Second Loans Keep Houses in Limbo

Lenders hold up sales that would help unclog the market
A wall separates houses in Murrieta from the desert Photograph by Kirk Crippens for Bloomberg Businessweek

Tom Axon’s mortgage collection company gets about 25 calls a day from delinquent homeowners’ brokers seeking approval to sell their houses for a loss and avoid foreclosure. We’ll help, the staff at Franklin Credit Management tells them, as long as we get paid enough. Axon, working with co-investors, buys distressed home equity loans and similar real estate loans, often for pennies on the dollar. Investors like Axon have to be dealt with whenever a home is sold in a short sale, a transaction in which the lenders agree to accept less than what’s owed on the property. “The short-sale brokers know us—they know we’re not cupcakes,” says Axon, Franklin’s chairman. “At the end of the day, my friend, you signed a contract. You owe money, and we’re willing to reach an accommodation that is commensurate with your ability to pay.”
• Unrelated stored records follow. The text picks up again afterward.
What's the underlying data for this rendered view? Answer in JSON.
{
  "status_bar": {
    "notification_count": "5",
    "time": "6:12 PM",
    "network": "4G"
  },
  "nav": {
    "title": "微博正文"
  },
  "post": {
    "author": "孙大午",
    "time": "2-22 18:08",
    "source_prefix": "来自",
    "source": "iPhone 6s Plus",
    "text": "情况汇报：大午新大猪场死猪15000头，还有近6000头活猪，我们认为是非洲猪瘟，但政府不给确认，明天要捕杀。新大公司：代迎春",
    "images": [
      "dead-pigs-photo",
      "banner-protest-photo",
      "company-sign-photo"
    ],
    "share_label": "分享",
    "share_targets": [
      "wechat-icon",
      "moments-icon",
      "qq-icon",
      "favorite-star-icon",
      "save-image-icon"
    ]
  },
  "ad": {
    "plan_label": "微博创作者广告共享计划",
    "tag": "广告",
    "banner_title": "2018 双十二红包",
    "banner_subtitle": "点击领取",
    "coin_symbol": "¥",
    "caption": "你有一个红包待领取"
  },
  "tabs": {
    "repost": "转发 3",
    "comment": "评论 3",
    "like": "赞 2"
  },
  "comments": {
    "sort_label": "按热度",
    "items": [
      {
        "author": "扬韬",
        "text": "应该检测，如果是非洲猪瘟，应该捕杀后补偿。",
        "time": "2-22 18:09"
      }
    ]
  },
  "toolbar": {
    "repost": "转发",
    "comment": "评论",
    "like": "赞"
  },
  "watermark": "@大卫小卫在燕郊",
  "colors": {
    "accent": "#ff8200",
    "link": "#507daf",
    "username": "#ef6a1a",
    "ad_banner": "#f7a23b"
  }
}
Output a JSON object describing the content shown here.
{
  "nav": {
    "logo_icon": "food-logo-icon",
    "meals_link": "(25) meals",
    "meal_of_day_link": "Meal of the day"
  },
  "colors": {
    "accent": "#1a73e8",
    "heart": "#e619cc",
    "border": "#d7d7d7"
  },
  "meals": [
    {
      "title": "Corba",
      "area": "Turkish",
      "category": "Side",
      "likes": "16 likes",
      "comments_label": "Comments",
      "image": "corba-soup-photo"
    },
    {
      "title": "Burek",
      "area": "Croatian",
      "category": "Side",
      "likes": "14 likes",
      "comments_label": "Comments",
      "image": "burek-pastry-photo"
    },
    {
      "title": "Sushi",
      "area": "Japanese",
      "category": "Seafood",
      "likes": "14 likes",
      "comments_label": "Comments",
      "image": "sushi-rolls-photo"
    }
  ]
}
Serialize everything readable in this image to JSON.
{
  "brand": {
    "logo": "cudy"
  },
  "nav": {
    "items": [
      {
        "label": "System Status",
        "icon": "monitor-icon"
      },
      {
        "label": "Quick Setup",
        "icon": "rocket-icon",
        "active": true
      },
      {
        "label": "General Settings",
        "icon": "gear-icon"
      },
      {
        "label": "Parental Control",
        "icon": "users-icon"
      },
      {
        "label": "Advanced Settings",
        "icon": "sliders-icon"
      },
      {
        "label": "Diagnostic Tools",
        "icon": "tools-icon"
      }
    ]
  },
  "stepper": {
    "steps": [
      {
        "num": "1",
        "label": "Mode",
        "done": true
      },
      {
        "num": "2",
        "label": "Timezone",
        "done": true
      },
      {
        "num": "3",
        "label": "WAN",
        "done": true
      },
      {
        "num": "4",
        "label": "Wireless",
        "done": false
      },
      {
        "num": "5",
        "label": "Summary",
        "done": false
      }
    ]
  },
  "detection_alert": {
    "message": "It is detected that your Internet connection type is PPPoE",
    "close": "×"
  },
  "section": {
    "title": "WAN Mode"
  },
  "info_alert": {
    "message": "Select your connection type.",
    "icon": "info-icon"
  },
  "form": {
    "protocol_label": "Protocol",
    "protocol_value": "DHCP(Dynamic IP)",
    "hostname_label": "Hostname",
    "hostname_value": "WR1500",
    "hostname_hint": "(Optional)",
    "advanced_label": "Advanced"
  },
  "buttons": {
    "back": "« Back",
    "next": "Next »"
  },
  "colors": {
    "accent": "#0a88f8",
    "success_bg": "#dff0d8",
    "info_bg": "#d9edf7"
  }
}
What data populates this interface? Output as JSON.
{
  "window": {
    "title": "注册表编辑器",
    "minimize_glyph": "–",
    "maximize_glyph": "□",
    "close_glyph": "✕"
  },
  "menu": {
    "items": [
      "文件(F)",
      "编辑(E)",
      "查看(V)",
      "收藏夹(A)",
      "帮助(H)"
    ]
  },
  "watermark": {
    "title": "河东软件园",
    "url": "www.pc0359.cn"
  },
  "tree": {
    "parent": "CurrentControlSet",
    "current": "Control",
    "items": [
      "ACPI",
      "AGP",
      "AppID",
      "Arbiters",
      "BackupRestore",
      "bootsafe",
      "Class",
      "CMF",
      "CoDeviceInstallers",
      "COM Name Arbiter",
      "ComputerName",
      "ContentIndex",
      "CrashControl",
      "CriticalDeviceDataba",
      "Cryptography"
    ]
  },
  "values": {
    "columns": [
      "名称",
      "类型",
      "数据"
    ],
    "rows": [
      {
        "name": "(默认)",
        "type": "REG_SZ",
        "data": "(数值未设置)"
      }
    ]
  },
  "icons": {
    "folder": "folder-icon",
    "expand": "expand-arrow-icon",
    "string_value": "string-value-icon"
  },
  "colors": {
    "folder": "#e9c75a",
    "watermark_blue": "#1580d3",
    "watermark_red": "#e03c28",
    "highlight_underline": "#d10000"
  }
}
To continue reading this article you must be a Bloomberg Professional Service Subscriber.